The Ice Harvest - 1902 

From: The Clinton Daily Herald; January 8, 1902
Transcribed by a Clinton County IaGenWeb volunteer.

Clinton Dealers at Work Filling Their Ice Houses.

An Early and Abundant Harvest is Expected – Ice Has Attained a Thickness of Sixteen Inches – Scarcity of Teams a Slight Drawback in the Work.

The ice in the Mississippi river at this point has now attained a thickness of sixteen inches, and the ice harvest is on. A glance up and down the river presents a busy scene. Patches of ice hundreds of feet in area have been staked off by the Clinton dealers, and on these men and teams are busily at work, hauling the crystal product to the shore, and thence to the big ice houses which were almost completely emptied of their contents as a result of the severity of the summer season.

Emig & Jenks have a broad tract of ice staked out in the channel of the river out from the foot of Sixth avenue and have a dozen teams at work there every day. C. Boock, the North Clinton dealer, who will fill the house near the court house this winter, has a “claim” at the foot of Oak street, and employs a good force of men and teams to perform the work. The work of filling the immense ice houses of the Northwestern has commenced, and all the other dealers have either started the season’s ice cut, or are making preparations to begin as soon as possible.

The Clinton ice dealers have found it extremely difficult to procure a sufficient number of teams for the work this year. This difficulty, one of them remarked today to a Herald reporter, is getting more noticeable as the years go by. There was a time when the mills were all running, that teams were abundant, and any number could be picked up without trouble. But of recent years this condition of affairs has been reversed, and although unemployed men can be found without much difficulty, the teams are hard to procure.

The old-time method of putting up ice with horse power is generally employed in Clinton. This year, however, Gabriel Bros., of the north side, introduced an innovation, and have erected north of their big house near the Lyons water works an engine house, in which powerful machinery has been installed for hoisting the ice from the channels up the long chutes built for this purpose. The new machinery saves a great deal of labor and time, thus giving increased facilities for securing a good harvest in case of early thaws.
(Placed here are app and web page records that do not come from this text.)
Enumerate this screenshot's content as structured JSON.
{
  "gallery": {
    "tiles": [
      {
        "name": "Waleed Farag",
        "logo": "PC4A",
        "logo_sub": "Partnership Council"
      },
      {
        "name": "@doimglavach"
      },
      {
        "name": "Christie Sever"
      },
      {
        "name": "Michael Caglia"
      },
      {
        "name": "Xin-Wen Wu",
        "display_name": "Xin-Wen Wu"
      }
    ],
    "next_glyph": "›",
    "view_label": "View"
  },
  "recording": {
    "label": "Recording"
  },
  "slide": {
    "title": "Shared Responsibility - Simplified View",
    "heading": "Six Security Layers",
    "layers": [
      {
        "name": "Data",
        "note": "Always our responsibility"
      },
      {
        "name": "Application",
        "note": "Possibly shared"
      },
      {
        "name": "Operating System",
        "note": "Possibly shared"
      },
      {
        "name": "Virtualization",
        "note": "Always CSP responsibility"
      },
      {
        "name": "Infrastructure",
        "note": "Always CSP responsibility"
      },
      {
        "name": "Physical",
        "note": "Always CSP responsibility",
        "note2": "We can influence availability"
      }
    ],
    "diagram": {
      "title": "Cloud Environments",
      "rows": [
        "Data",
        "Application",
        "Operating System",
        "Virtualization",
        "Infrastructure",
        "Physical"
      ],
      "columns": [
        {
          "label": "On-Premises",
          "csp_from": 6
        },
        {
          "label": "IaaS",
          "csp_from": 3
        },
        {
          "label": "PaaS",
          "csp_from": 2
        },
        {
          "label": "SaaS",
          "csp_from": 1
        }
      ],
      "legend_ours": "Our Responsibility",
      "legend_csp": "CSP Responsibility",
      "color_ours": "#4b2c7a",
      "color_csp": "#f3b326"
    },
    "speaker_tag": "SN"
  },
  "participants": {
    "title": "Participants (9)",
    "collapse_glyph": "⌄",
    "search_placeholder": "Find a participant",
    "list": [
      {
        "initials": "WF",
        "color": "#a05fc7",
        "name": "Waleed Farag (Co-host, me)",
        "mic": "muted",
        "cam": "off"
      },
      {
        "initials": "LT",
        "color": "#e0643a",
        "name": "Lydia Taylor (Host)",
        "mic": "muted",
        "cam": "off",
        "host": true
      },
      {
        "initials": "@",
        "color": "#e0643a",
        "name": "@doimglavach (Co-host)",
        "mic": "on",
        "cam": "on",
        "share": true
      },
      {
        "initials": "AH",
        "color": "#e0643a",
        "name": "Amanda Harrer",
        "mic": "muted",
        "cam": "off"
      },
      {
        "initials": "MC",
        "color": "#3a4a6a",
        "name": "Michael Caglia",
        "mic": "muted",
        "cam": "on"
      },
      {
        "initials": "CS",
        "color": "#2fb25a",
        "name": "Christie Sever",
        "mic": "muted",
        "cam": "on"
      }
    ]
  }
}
However, the minds of the ice dealers are perfectly easy in that respect, as no doubt there will be plenty of cold weather and ample time for all to reap an abundant harvest.

Fulton Ice Men at Work.
Fulton Journal: The ice harvest in Fulton is now on, having opened this morning, when S. J. Akker with a force of twenty-six men and six teams commenced the work of filling his ice house on the corner of Union and River streets with a splendid quality of crystal tubes. The cakes are about ten inches thick and free from all dirt and slush.
There are two large ice houses in Fulton an d to fill these houses will give employment to a large number of men for three weeks. In addition to these two large houses are several private ice houses to be filled, and the farmers for several miles around draw their supply principally from the river at this place.

Ice Elevator


Harvesting Ice

Cutting Ice


Hauling ice